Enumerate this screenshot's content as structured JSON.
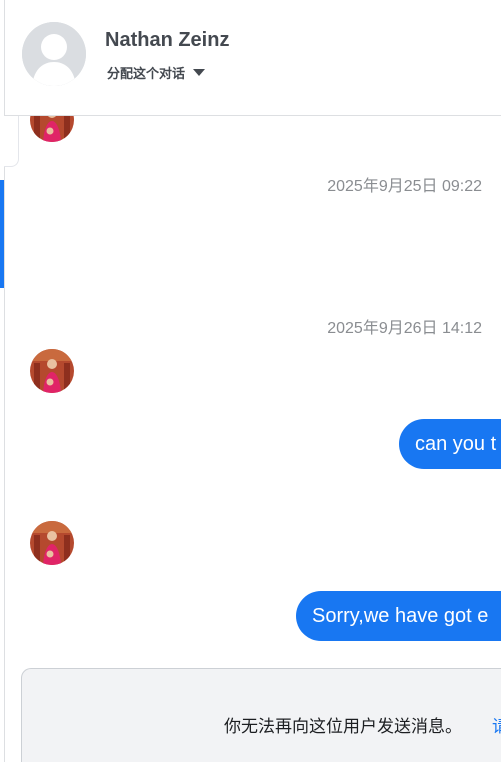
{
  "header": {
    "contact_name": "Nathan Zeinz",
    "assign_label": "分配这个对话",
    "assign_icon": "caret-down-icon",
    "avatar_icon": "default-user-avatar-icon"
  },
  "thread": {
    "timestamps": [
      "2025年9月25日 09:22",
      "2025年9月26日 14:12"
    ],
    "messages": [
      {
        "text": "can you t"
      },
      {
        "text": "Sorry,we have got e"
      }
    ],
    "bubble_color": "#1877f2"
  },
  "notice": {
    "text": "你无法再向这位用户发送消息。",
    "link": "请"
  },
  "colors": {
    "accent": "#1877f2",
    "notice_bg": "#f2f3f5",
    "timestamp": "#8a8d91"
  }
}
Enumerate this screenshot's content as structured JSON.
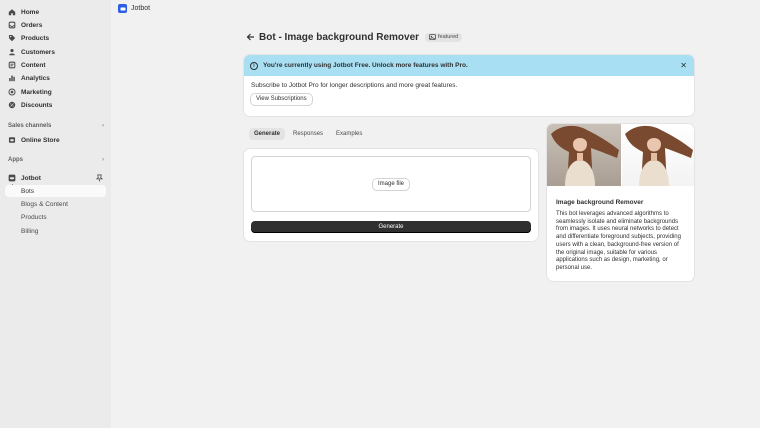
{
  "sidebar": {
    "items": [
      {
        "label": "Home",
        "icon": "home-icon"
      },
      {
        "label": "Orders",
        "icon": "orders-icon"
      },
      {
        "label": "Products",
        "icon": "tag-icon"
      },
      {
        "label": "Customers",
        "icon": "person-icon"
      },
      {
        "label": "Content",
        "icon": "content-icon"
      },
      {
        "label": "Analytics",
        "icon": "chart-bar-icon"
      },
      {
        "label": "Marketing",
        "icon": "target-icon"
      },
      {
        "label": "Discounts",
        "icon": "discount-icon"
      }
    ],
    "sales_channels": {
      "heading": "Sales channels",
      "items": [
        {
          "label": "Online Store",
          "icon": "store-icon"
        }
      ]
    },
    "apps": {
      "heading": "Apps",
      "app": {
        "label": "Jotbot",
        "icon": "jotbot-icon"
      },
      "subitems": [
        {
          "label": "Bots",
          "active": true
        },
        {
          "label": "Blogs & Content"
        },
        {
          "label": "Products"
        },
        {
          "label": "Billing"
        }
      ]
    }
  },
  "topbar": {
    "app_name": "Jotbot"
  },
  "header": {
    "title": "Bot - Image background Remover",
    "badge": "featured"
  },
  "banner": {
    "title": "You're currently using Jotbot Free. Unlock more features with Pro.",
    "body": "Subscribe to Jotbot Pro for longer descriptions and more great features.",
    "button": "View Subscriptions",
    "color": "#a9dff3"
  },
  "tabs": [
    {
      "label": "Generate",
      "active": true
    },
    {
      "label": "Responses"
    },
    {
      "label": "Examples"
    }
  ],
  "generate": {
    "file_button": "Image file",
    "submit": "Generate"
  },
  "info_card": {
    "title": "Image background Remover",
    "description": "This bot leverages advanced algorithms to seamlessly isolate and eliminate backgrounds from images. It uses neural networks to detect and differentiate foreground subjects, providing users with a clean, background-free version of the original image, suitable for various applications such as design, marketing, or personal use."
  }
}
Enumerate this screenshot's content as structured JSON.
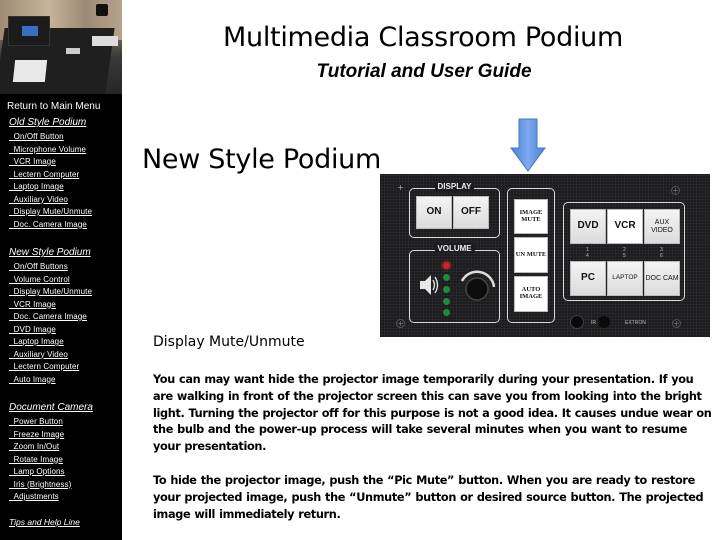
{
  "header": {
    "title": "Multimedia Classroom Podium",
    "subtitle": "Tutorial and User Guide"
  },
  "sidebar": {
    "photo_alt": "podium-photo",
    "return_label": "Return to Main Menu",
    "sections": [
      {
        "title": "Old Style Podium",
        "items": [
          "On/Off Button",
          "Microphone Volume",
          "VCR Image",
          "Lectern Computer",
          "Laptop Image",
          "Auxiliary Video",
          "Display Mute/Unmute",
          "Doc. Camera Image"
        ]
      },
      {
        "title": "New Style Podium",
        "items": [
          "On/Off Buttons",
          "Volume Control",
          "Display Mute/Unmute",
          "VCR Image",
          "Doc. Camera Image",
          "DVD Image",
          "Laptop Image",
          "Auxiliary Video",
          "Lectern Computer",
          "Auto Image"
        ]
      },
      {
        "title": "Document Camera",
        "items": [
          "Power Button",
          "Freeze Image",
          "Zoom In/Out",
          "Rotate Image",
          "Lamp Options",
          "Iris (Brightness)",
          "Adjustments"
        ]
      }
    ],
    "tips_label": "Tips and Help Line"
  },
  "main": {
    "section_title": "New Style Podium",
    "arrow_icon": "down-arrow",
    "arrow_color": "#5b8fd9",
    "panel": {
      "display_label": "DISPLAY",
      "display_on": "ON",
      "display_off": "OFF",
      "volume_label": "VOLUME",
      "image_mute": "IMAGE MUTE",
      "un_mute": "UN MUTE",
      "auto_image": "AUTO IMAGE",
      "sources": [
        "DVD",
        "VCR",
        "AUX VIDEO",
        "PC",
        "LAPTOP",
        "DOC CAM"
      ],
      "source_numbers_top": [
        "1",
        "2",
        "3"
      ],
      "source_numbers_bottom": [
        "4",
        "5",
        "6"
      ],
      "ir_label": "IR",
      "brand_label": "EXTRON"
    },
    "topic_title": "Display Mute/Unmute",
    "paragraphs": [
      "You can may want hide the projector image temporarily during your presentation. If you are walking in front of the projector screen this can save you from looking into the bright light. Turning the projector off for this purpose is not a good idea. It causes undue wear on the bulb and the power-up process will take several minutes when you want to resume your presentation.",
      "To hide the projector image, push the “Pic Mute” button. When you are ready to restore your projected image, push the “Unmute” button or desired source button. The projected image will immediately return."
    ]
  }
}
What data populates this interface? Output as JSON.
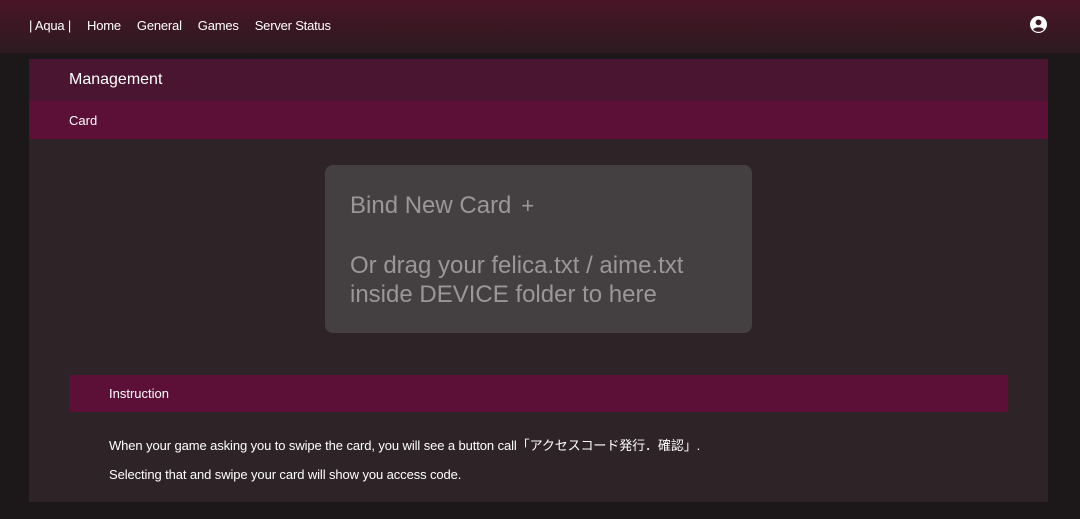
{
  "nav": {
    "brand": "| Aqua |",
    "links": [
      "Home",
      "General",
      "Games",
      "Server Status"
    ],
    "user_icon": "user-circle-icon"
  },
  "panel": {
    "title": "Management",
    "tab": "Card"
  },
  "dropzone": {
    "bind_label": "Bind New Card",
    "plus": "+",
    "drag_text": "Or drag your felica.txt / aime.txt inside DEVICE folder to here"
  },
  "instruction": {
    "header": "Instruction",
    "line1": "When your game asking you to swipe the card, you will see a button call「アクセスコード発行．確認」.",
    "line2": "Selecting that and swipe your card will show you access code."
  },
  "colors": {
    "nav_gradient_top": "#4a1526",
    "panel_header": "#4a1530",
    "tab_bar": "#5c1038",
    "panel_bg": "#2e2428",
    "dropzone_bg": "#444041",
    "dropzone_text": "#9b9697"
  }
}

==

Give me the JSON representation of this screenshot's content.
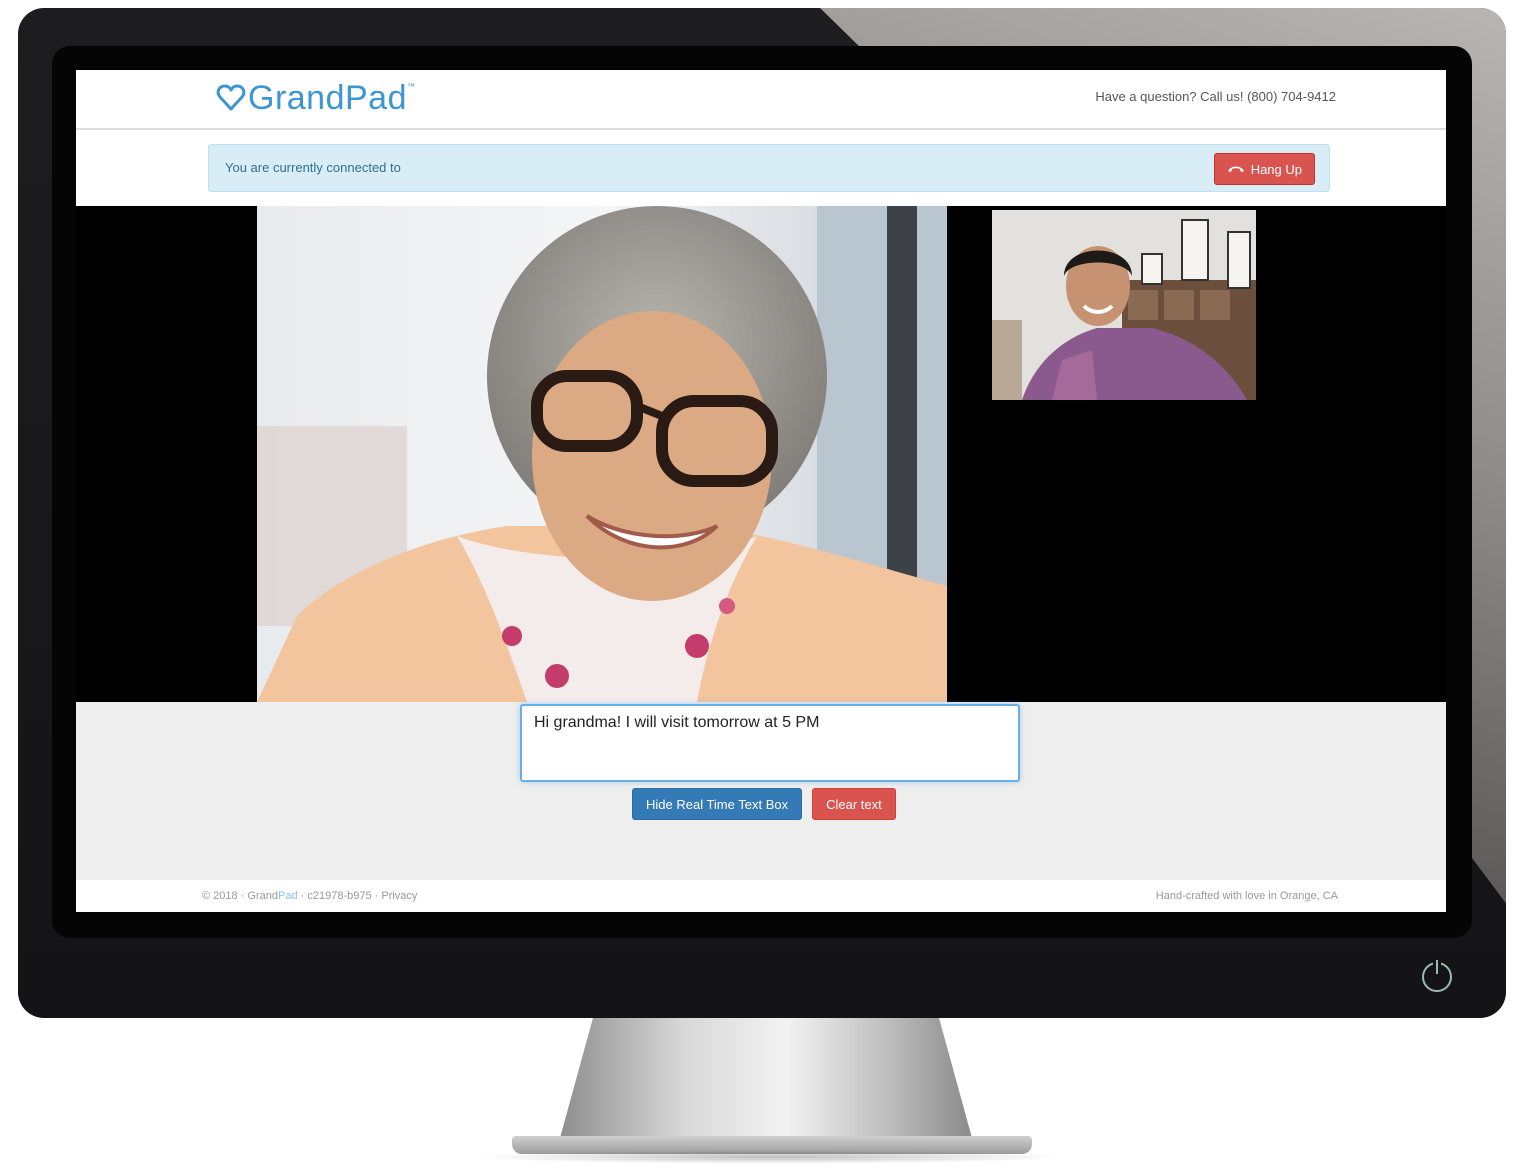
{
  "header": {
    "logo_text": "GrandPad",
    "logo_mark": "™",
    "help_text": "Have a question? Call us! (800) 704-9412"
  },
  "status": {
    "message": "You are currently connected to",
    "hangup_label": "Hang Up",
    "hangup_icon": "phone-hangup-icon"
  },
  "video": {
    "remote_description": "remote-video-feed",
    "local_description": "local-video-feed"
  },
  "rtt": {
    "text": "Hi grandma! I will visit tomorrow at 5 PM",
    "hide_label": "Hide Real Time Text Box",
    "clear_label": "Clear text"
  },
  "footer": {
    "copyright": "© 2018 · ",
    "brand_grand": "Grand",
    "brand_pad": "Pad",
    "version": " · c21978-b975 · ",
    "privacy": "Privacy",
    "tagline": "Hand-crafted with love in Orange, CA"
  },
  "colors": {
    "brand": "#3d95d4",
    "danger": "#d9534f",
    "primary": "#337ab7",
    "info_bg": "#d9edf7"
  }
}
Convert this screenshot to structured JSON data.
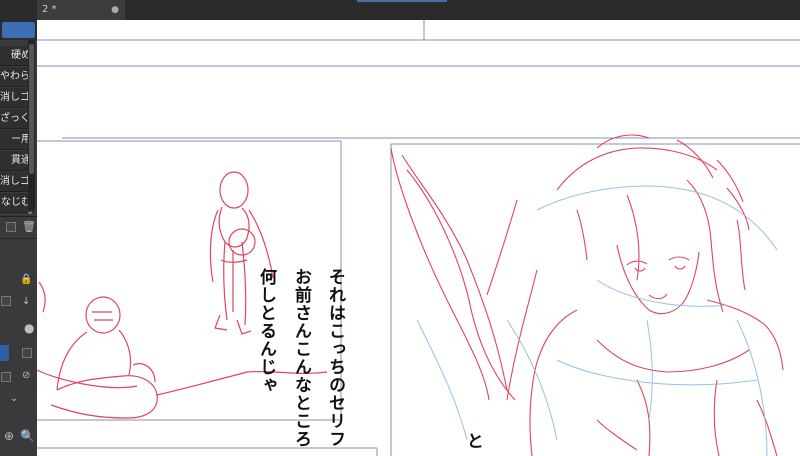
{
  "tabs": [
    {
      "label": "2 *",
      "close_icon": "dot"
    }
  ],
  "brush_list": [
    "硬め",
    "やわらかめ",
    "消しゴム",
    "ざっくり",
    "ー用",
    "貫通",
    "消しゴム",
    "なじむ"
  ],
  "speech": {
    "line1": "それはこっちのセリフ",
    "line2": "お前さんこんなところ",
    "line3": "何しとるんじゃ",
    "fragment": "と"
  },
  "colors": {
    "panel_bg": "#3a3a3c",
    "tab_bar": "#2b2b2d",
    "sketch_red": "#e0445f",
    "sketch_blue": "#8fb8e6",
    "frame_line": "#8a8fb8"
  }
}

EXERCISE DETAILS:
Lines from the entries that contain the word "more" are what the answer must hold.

SOLUTION TO THE EXERCISE:
    "title": "You're currently using Jotbot Free. Unlock more features with Pro.",
    "body": "Subscribe to Jotbot Pro for longer descriptions and more great features.",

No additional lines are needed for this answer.